As expected, the so-called YouTube killer known as Hulu debuted today in limited form. Reaction around the Web from those who got to play with it (or just viewed a demo) was encouraging, if not cautious.
Liz Gannes provided one of the best, most thorough preview looks at Hulu for NewTeeVee. She notes that Hulu is as different of a Web video service as can be from YouTube, the market leader. Hulu, known first as “NewSite” when parents NBC Universal and Media Corp. announced their joint venture in March, was initially touted as a YouTube killer.
Gannes notes a number of weaknesses. Hulu just offers Web-based advertising-supported streaming. It also shuns user-generated content — meaning that only its professionally-produced, TV Land content is available — and misses on opportunities for viewers to participate through ratings, reviews, and playlists.
However, Gannes and other say, Hulu has an impressive library of old and new content that’s easy to view using Hulu’s Web interface. Uniformly applauded, but not completely understood, is giving viewers tools to embed clips or full-length episodes and movies wherever they want. Since Hulu only makes available a show’s last five episodes, what happens to the embedded links once the show is no longer on the site?
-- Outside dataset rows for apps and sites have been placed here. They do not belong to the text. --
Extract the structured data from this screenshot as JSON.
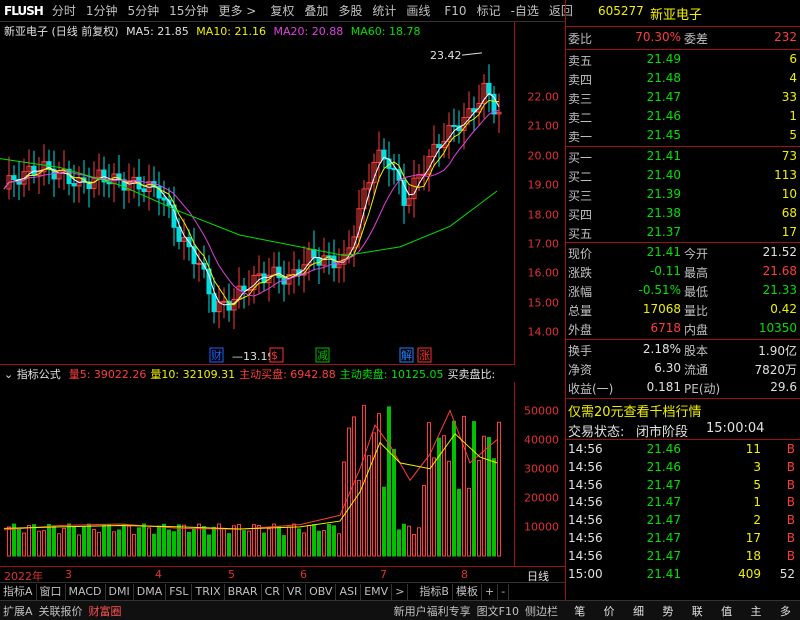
{
  "toolbar": {
    "logo": "FLUSH",
    "items": [
      "分时",
      "1分钟",
      "5分钟",
      "15分钟",
      "更多 >",
      "复权",
      "叠加",
      "多股",
      "统计",
      "画线",
      "F10",
      "标记",
      "-自选",
      "返回"
    ]
  },
  "chart_header": {
    "title": "新亚电子 (日线 前复权)",
    "ma5": "MA5: 21.85",
    "ma10": "MA10: 21.16",
    "ma20": "MA20: 20.88",
    "ma60": "MA60: 18.78"
  },
  "annotations": {
    "high": "23.42",
    "low": "13.19"
  },
  "event_tags": [
    "财",
    "$",
    "减",
    "解",
    "涨"
  ],
  "price_ticks": [
    "22.00",
    "21.00",
    "20.00",
    "19.00",
    "18.00",
    "17.00",
    "16.00",
    "15.00",
    "14.00"
  ],
  "vol_header": {
    "name": "指标公式",
    "v5": "量5: 39022.26",
    "v10": "量10: 32109.31",
    "buy": "主动买盘: 6942.88",
    "sell": "主动卖盘: 10125.05",
    "extra": "买卖盘比:"
  },
  "vol_ticks": [
    "50000",
    "40000",
    "30000",
    "20000",
    "10000"
  ],
  "date_axis": {
    "labels": [
      "2022年",
      "3",
      "4",
      "5",
      "6",
      "7",
      "8"
    ],
    "right": "日线"
  },
  "indicator_tabs": [
    "指标A",
    "窗口",
    "MACD",
    "DMI",
    "DMA",
    "FSL",
    "TRIX",
    "BRAR",
    "CR",
    "VR",
    "OBV",
    "ASI",
    "EMV",
    ">",
    "指标B",
    "模板",
    "+",
    "-"
  ],
  "statusbar": {
    "left": [
      "扩展A",
      "关联报价",
      "财富圈"
    ],
    "middle": [
      "新用户福利专享",
      "图文F10",
      "侧边栏"
    ],
    "right": [
      "笔",
      "价",
      "细",
      "势",
      "联",
      "值",
      "主",
      "多"
    ]
  },
  "quote": {
    "code": "605277",
    "name": "新亚电子",
    "webi_label": "委比",
    "webi": "70.30%",
    "weicha_label": "委差",
    "weicha": "232",
    "asks": [
      {
        "label": "卖五",
        "price": "21.49",
        "vol": "6"
      },
      {
        "label": "卖四",
        "price": "21.48",
        "vol": "4"
      },
      {
        "label": "卖三",
        "price": "21.47",
        "vol": "33"
      },
      {
        "label": "卖二",
        "price": "21.46",
        "vol": "1"
      },
      {
        "label": "卖一",
        "price": "21.45",
        "vol": "5"
      }
    ],
    "bids": [
      {
        "label": "买一",
        "price": "21.41",
        "vol": "73"
      },
      {
        "label": "买二",
        "price": "21.40",
        "vol": "113"
      },
      {
        "label": "买三",
        "price": "21.39",
        "vol": "10"
      },
      {
        "label": "买四",
        "price": "21.38",
        "vol": "68"
      },
      {
        "label": "买五",
        "price": "21.37",
        "vol": "17"
      }
    ],
    "stats": [
      {
        "l1": "现价",
        "v1": "21.41",
        "c1": "green",
        "l2": "今开",
        "v2": "21.52",
        "c2": "white"
      },
      {
        "l1": "涨跌",
        "v1": "-0.11",
        "c1": "green",
        "l2": "最高",
        "v2": "21.68",
        "c2": "red"
      },
      {
        "l1": "涨幅",
        "v1": "-0.51%",
        "c1": "green",
        "l2": "最低",
        "v2": "21.33",
        "c2": "green"
      },
      {
        "l1": "总量",
        "v1": "17068",
        "c1": "yellow",
        "l2": "量比",
        "v2": "0.42",
        "c2": "yellow"
      },
      {
        "l1": "外盘",
        "v1": "6718",
        "c1": "red",
        "l2": "内盘",
        "v2": "10350",
        "c2": "green"
      }
    ],
    "stats2": [
      {
        "l1": "换手",
        "v1": "2.18%",
        "l2": "股本",
        "v2": "1.90亿"
      },
      {
        "l1": "净资",
        "v1": "6.30",
        "l2": "流通",
        "v2": "7820万"
      },
      {
        "l1": "收益(一)",
        "v1": "0.181",
        "l2": "PE(动)",
        "v2": "29.6"
      }
    ],
    "promo": "仅需20元查看千档行情",
    "trade_state_label": "交易状态:",
    "trade_state": "闭市阶段",
    "trade_time": "15:00:04",
    "ticks": [
      {
        "t": "14:56",
        "p": "21.46",
        "v": "11",
        "s": "B"
      },
      {
        "t": "14:56",
        "p": "21.46",
        "v": "3",
        "s": "B"
      },
      {
        "t": "14:56",
        "p": "21.47",
        "v": "5",
        "s": "B"
      },
      {
        "t": "14:56",
        "p": "21.47",
        "v": "1",
        "s": "B"
      },
      {
        "t": "14:56",
        "p": "21.47",
        "v": "2",
        "s": "B"
      },
      {
        "t": "14:56",
        "p": "21.47",
        "v": "17",
        "s": "B"
      },
      {
        "t": "14:56",
        "p": "21.47",
        "v": "18",
        "s": "B"
      },
      {
        "t": "15:00",
        "p": "21.41",
        "v": "409",
        "s": "52"
      }
    ]
  },
  "colors": {
    "up": "#ff3c3c",
    "down": "#00e0e0",
    "ma5": "#ffffff",
    "ma10": "#f0f000",
    "ma20": "#e040e0",
    "ma60": "#00e000",
    "border": "#a01010"
  }
}
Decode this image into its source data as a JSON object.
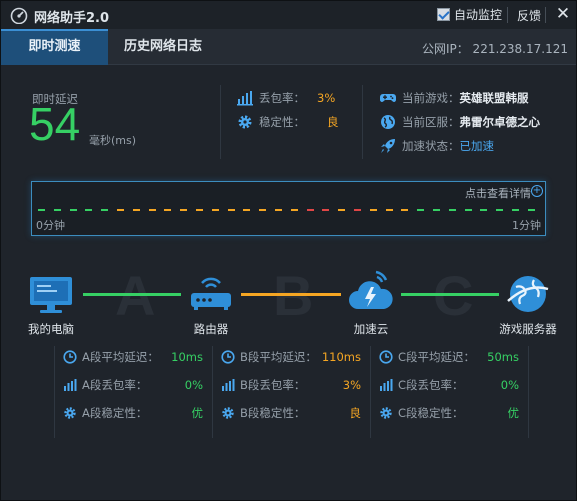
{
  "app": {
    "title": "网络助手2.0",
    "auto_monitor_label": "自动监控",
    "auto_monitor_checked": true,
    "feedback_label": "反馈",
    "close_label": "✕"
  },
  "tabs": [
    {
      "label": "即时测速",
      "active": true
    },
    {
      "label": "历史网络日志",
      "active": false
    }
  ],
  "public_ip": "公网IP： 221.238.17.121",
  "latency": {
    "label": "即时延迟",
    "value": "54",
    "unit": "毫秒(ms)"
  },
  "quality": {
    "loss_label": "丢包率：",
    "loss_value": "3%",
    "stability_label": "稳定性：",
    "stability_value": "良"
  },
  "game": {
    "game_label": "当前游戏：",
    "game_value": "英雄联盟韩服",
    "region_label": "当前区服：",
    "region_value": "弗雷尔卓德之心",
    "accel_label": "加速状态：",
    "accel_value": "已加速"
  },
  "graph": {
    "detail_link": "点击查看详情",
    "start_label": "0分钟",
    "end_label": "1分钟",
    "dash_colors": [
      "#36d064",
      "#36d064",
      "#36d064",
      "#36d064",
      "#36d064",
      "#f5a623",
      "#f5a623",
      "#f5a623",
      "#f5a623",
      "#f5a623",
      "#f5a623",
      "#f5a623",
      "#f5a623",
      "#f5a623",
      "#f5a623",
      "#f5a623",
      "#f5a623",
      "#e04646",
      "#e04646",
      "#f5a623",
      "#e04646",
      "#f5a623",
      "#f5a623",
      "#f5a623",
      "#36d064",
      "#36d064",
      "#36d064",
      "#36d064",
      "#36d064",
      "#36d064",
      "#36d064",
      "#36d064"
    ]
  },
  "route": {
    "nodes": [
      {
        "label": "我的电脑",
        "icon": "computer-icon"
      },
      {
        "label": "路由器",
        "icon": "router-icon"
      },
      {
        "label": "加速云",
        "icon": "cloud-icon"
      },
      {
        "label": "游戏服务器",
        "icon": "server-globe-icon"
      }
    ],
    "segment_letters": [
      "A",
      "B",
      "C"
    ],
    "segment_colors": [
      "#36d064",
      "#f5a623",
      "#36d064"
    ]
  },
  "segments": [
    {
      "latency_label": "A段平均延迟：",
      "latency_value": "10ms",
      "loss_label": "A段丢包率：",
      "loss_value": "0%",
      "stability_label": "A段稳定性：",
      "stability_value": "优"
    },
    {
      "latency_label": "B段平均延迟：",
      "latency_value": "110ms",
      "loss_label": "B段丢包率：",
      "loss_value": "3%",
      "stability_label": "B段稳定性：",
      "stability_value": "良"
    },
    {
      "latency_label": "C段平均延迟：",
      "latency_value": "50ms",
      "loss_label": "C段丢包率：",
      "loss_value": "0%",
      "stability_label": "C段稳定性：",
      "stability_value": "优"
    }
  ],
  "colors": {
    "good": "#36d064",
    "warn": "#f5a623",
    "accent": "#4aa8f0",
    "bad": "#e04646"
  }
}
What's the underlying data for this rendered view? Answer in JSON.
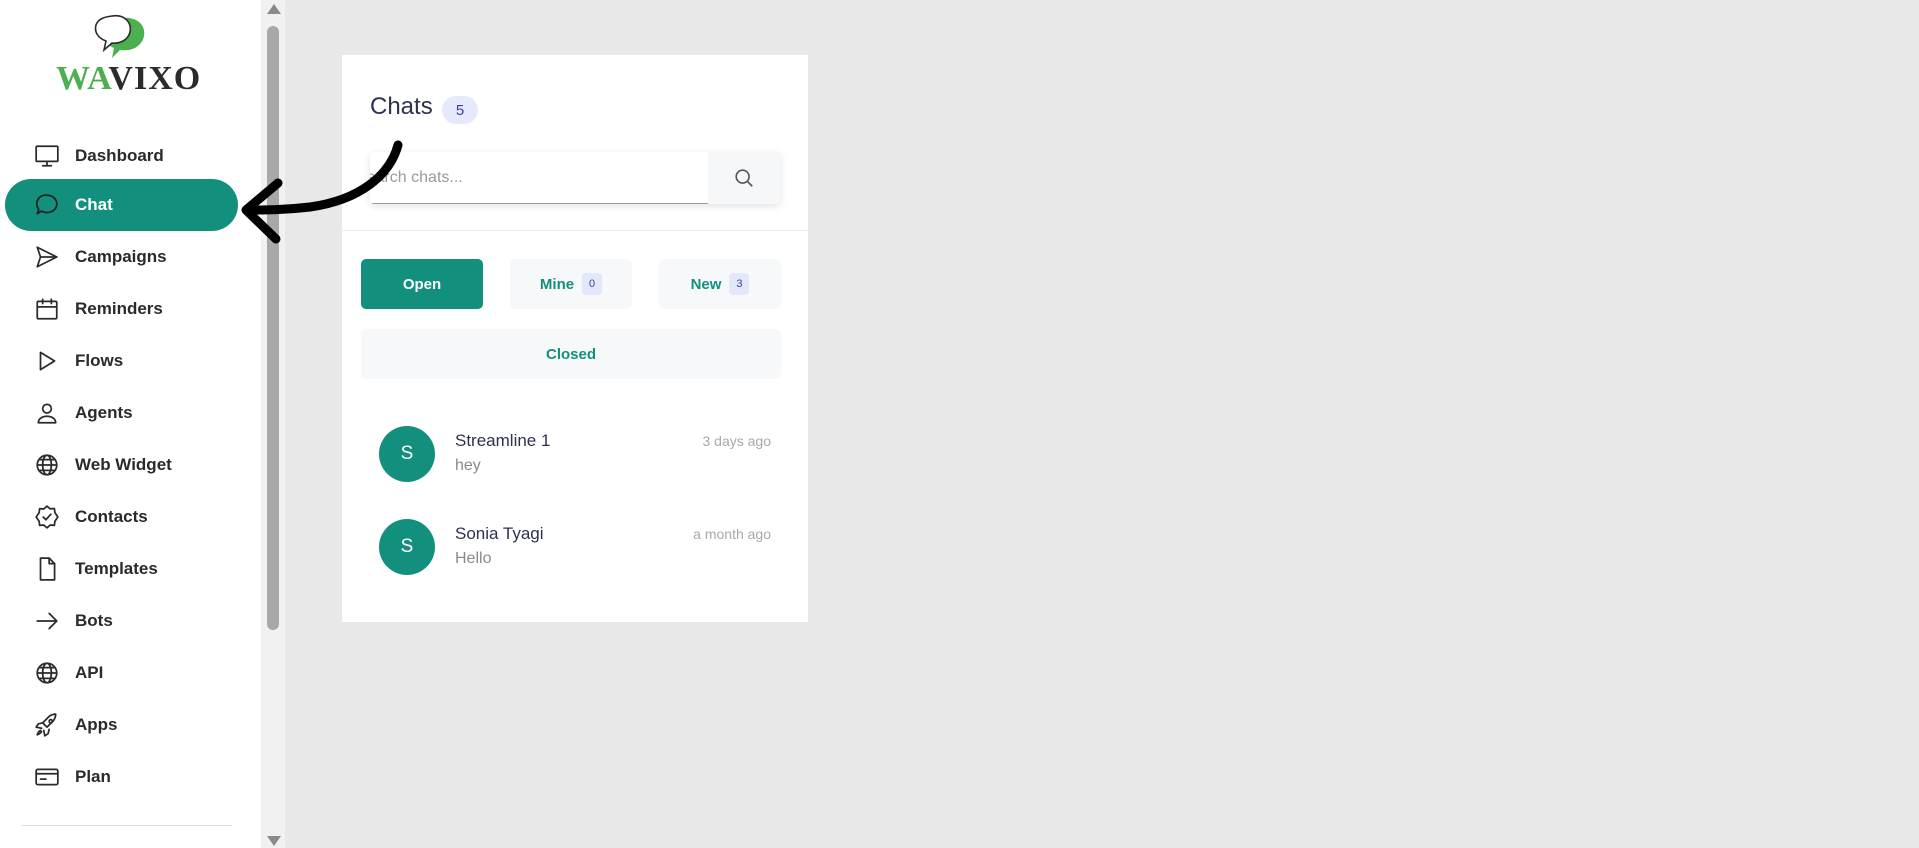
{
  "logo": {
    "part1": "WA",
    "part2": "VIXO",
    "colors": {
      "green": "#4caf50",
      "dark": "#2b2b2b"
    }
  },
  "sidebar": {
    "items": [
      {
        "label": "Dashboard",
        "icon": "monitor-icon"
      },
      {
        "label": "Chat",
        "icon": "chat-bubble-icon",
        "active": true
      },
      {
        "label": "Campaigns",
        "icon": "send-icon"
      },
      {
        "label": "Reminders",
        "icon": "calendar-icon"
      },
      {
        "label": "Flows",
        "icon": "play-icon"
      },
      {
        "label": "Agents",
        "icon": "user-icon"
      },
      {
        "label": "Web Widget",
        "icon": "globe-icon"
      },
      {
        "label": "Contacts",
        "icon": "badge-check-icon"
      },
      {
        "label": "Templates",
        "icon": "file-icon"
      },
      {
        "label": "Bots",
        "icon": "arrow-right-icon"
      },
      {
        "label": "API",
        "icon": "globe-icon"
      },
      {
        "label": "Apps",
        "icon": "rocket-icon"
      },
      {
        "label": "Plan",
        "icon": "credit-card-icon"
      }
    ]
  },
  "chats": {
    "title": "Chats",
    "count": "5",
    "search_placeholder": "Search chats...",
    "filters": {
      "open": "Open",
      "mine": "Mine",
      "mine_count": "0",
      "new": "New",
      "new_count": "3",
      "closed": "Closed"
    },
    "list": [
      {
        "initial": "S",
        "name": "Streamline 1",
        "preview": "hey",
        "time": "3 days ago"
      },
      {
        "initial": "S",
        "name": "Sonia Tyagi",
        "preview": "Hello",
        "time": "a month ago"
      }
    ]
  },
  "colors": {
    "accent": "#13907d",
    "badge_bg": "#e6e9fb",
    "badge_text": "#3a43a0"
  }
}
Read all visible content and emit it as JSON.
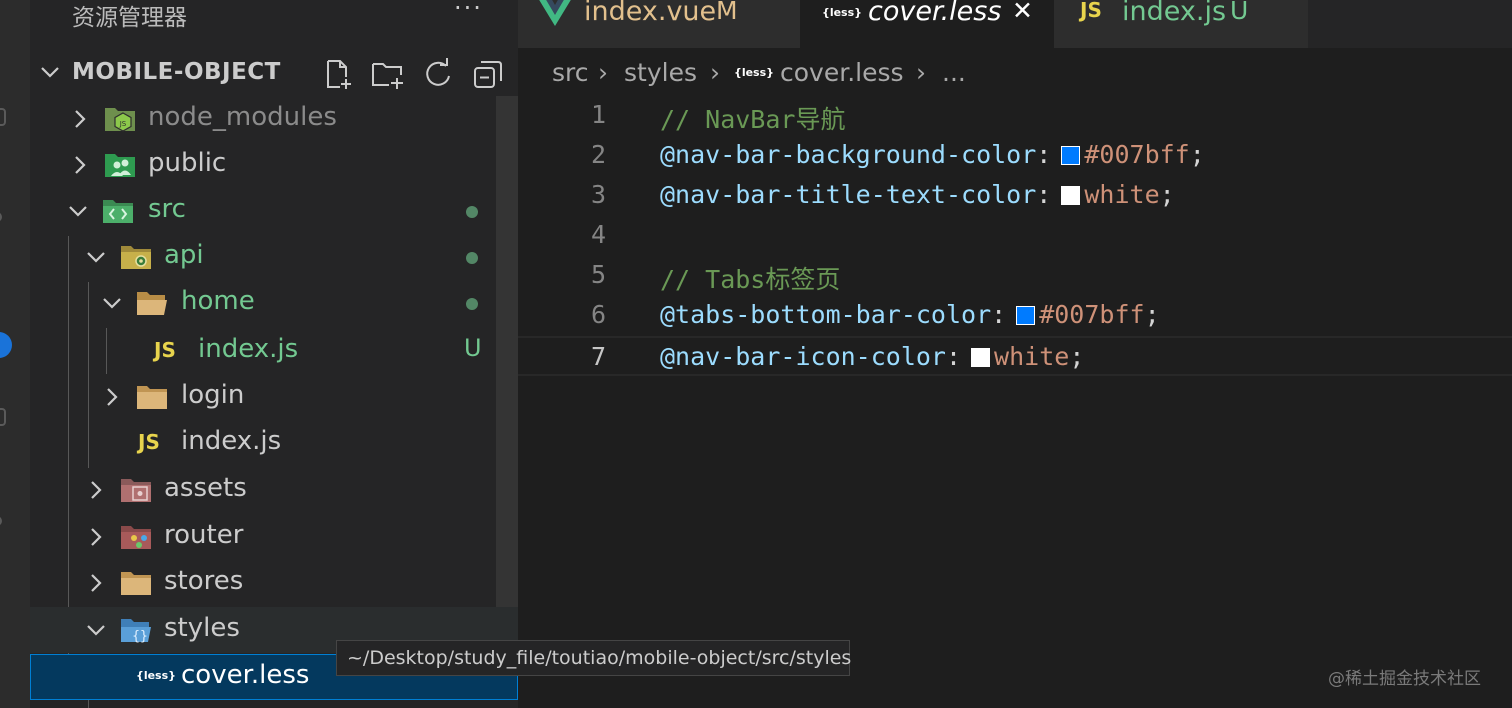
{
  "explorer": {
    "title": "资源管理器",
    "more": "···",
    "project": "MOBILE-OBJECT"
  },
  "tree": [
    {
      "label": "node_modules",
      "icon": "nodejs-folder-icon",
      "color": "#8b8b8b"
    },
    {
      "label": "public",
      "icon": "public-folder-icon",
      "color": "#cccccc"
    },
    {
      "label": "src",
      "icon": "src-folder-icon",
      "color": "#73c991"
    },
    {
      "label": "api",
      "icon": "api-folder-icon",
      "color": "#73c991"
    },
    {
      "label": "home",
      "icon": "folder-open-icon",
      "color": "#73c991"
    },
    {
      "label": "index.js",
      "icon": "js-file-icon",
      "color": "#73c991",
      "status": "U"
    },
    {
      "label": "login",
      "icon": "folder-icon",
      "color": "#cccccc"
    },
    {
      "label": "index.js",
      "icon": "js-file-icon",
      "color": "#cccccc"
    },
    {
      "label": "assets",
      "icon": "assets-folder-icon",
      "color": "#cccccc"
    },
    {
      "label": "router",
      "icon": "router-folder-icon",
      "color": "#cccccc"
    },
    {
      "label": "stores",
      "icon": "folder-icon",
      "color": "#cccccc"
    },
    {
      "label": "styles",
      "icon": "styles-folder-icon",
      "color": "#cccccc"
    },
    {
      "label": "cover.less",
      "icon": "less-file-icon",
      "color": "#ffffff"
    }
  ],
  "tooltip": "~/Desktop/study_file/toutiao/mobile-object/src/styles",
  "tabs": [
    {
      "label": "index.vue",
      "status": "M"
    },
    {
      "label": "cover.less",
      "close": "✕"
    },
    {
      "label": "index.js",
      "status": "U"
    }
  ],
  "breadcrumb": {
    "parts": [
      "src",
      "styles",
      "cover.less",
      "..."
    ],
    "sep": "›"
  },
  "less_badge": "{less}",
  "js_badge": "JS",
  "code": {
    "lines": [
      {
        "n": "1",
        "comment": "// NavBar导航"
      },
      {
        "n": "2",
        "var": "@nav-bar-background-color",
        "colon": ":",
        "swatch": "#007bff",
        "value": "#007bff",
        "semi": ";"
      },
      {
        "n": "3",
        "var": "@nav-bar-title-text-color",
        "colon": ":",
        "swatch": "#ffffff",
        "value": "white",
        "semi": ";"
      },
      {
        "n": "4"
      },
      {
        "n": "5",
        "comment": "// Tabs标签页"
      },
      {
        "n": "6",
        "var": "@tabs-bottom-bar-color",
        "colon": ":",
        "swatch": "#007bff",
        "value": "#007bff",
        "semi": ";"
      },
      {
        "n": "7",
        "var": "@nav-bar-icon-color",
        "colon": ":",
        "swatch": "#ffffff",
        "value": "white",
        "semi": ";"
      }
    ]
  },
  "watermark": "@稀土掘金技术社区"
}
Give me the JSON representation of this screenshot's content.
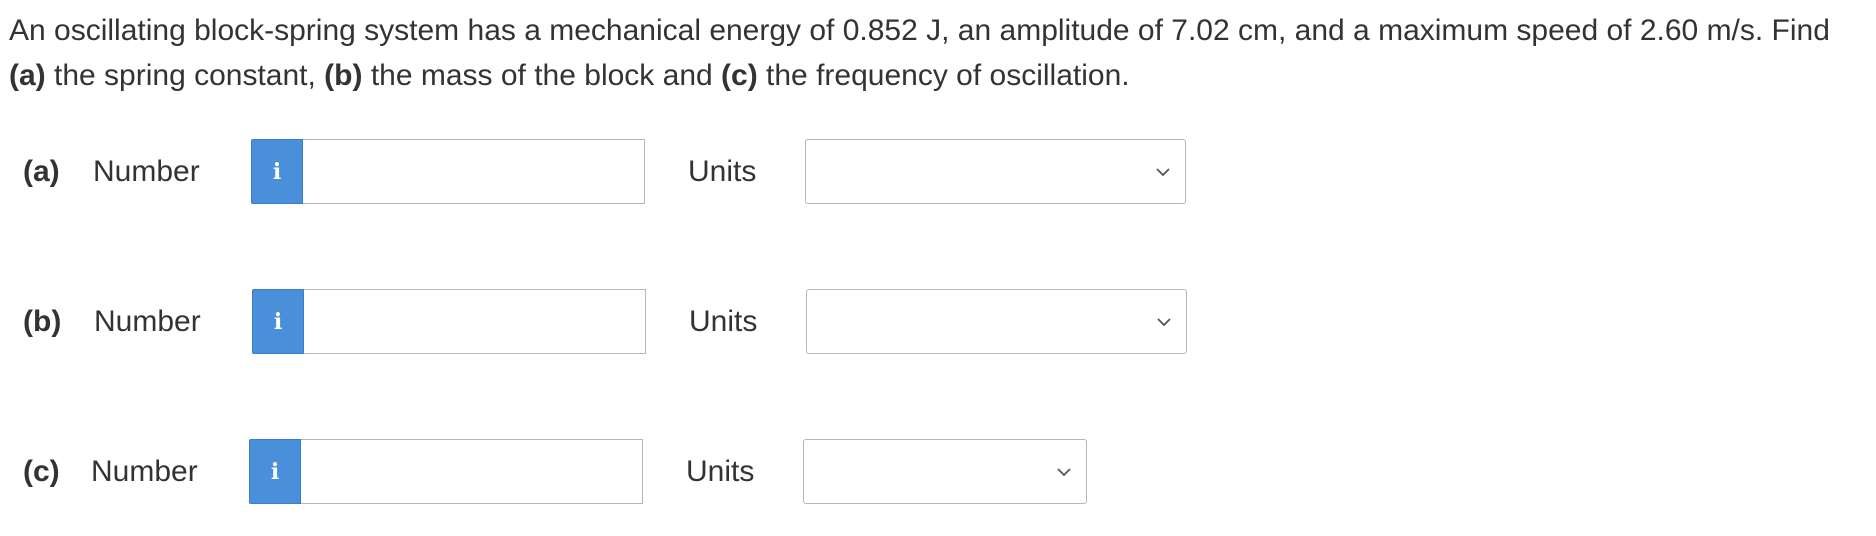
{
  "question": {
    "text_intro": "An oscillating block-spring system has a mechanical energy of 0.852 J, an amplitude of 7.02 cm, and a maximum speed of 2.60 m/s. Find",
    "part_a_marker": "(a)",
    "part_a_text": " the spring constant, ",
    "part_b_marker": "(b)",
    "part_b_text": " the mass of the block and ",
    "part_c_marker": "(c)",
    "part_c_text": " the frequency of oscillation."
  },
  "parts": [
    {
      "label": "(a)",
      "number_label": "Number",
      "info_icon": "i",
      "number_value": "",
      "units_label": "Units",
      "units_selected": ""
    },
    {
      "label": "(b)",
      "number_label": "Number",
      "info_icon": "i",
      "number_value": "",
      "units_label": "Units",
      "units_selected": ""
    },
    {
      "label": "(c)",
      "number_label": "Number",
      "info_icon": "i",
      "number_value": "",
      "units_label": "Units",
      "units_selected": ""
    }
  ],
  "colors": {
    "info_button": "#4a8fd9",
    "text": "#333333",
    "border": "#b7b7b7"
  }
}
Current popular shows include “24”, “Battlestar Gallactica”, “House”, “The Simpsons”; older programs include “Buffy the Vampire Slayer”, “St. Elsewhere”, “Hill Street Blues”, and “Alfred Hitchcock Presents.” A small number of movies are also available, including “The Blues Brothers,” “Sideways,” and “Conan the Barbarian.” Just before the launch, Hulu added shows from Sony Pictures Television and content from Metro-Goldwyn-Mayer Studios, Inc.
All in all, Hulu will provide about 90 TV shows from Fox, NBC, more than 15 cable TV properties like Bravo, E!, SciFi, Sundance, and USA, and 10 feature films. Except for Sony Pictures Television, all content will be available on Hulu and its online distributors AOL, Comcast, MSN, and Yahoo!, and MySpace.
Jason Kilar, a former Amazon.com executive who is now Hulu’s chief executive, said in an interview with Reuters Friday, “We want to stand for a high quality approach to the content.”
For the most part, Hulu accomplishes this, according to early reports. Kilar says Hulu will use about 25 percent of the advertising that’s available to broadcast networks. During the demo, ads included 5-second prerolls, banners, overlays, and a 30-second midroll. For its distribution partners, Hulu has remade its Flash player to look like theirs.
Of course any new service, especially as one as high profile as Hulu, is going to be criticized — and rightfully so. (See our coverage here and here.) Marshall Kirkpatrick of Read/WriteWeb says Hulu debutes with a “wimper”, its launch is “unimpressive”, NBC Universal and News Corp. are “dragging their feet,” and he offers insight into what Hulu “could have been.”
“Hulu could have done something important,” Kirkpatrick writes. “Maybe it still will in the months before it actually goes live to the public. I wouldn’t bet on it though.”
Mark Hendrickson, in a well-detailed post for TechCrunch (with loads of screenshots), says Hulu’s greatest weakness is its insistence to follow the old mentality of broadcast TV. “Hulu still imposes a schedule of sorts on Web viewers, even if that schedule comes with a five-week window of flexibility,” he writes. “But on the Web, five weeks may not be enough. Appointment TV just doesn’t make sense in a medium where time slots are thrown out the window and the availability of inventory is counted in the millions.”
Hulu’s Website will not be available to the general public for the next few weeks, if not the next two months. Hulu’s content, however, is already showing up on distributor sites run by AOL, MSN, MySpace, Comcast, and Yahoo!
Now that we’ve seen Hulu, or at least some of us have, I can’t help but think that all this hubbub is just that — hubbub. The tech press, investors, and analysts are not going to be the ones who decide if Hulu is a success or failure.
Because when you get down to it, if you miss an episode of a favorite show, all you really want to do is catch up as soon as you can, and the Internet is the best way to do this. For the most part, you’re not too demanding — as long as the content is easy to find and access, the player and video is of good quality, the number of ads are reasonable, and how they are presented are sensible.
“It may be too late to the party,” Gannes writes for NewTeeVee, “but now Hulu will finally get to have users of its own decide for themselves whether it’s worthwhile. For its own sake, we hope Hulu is generous with those beta invites.”
I couldn’t agree more.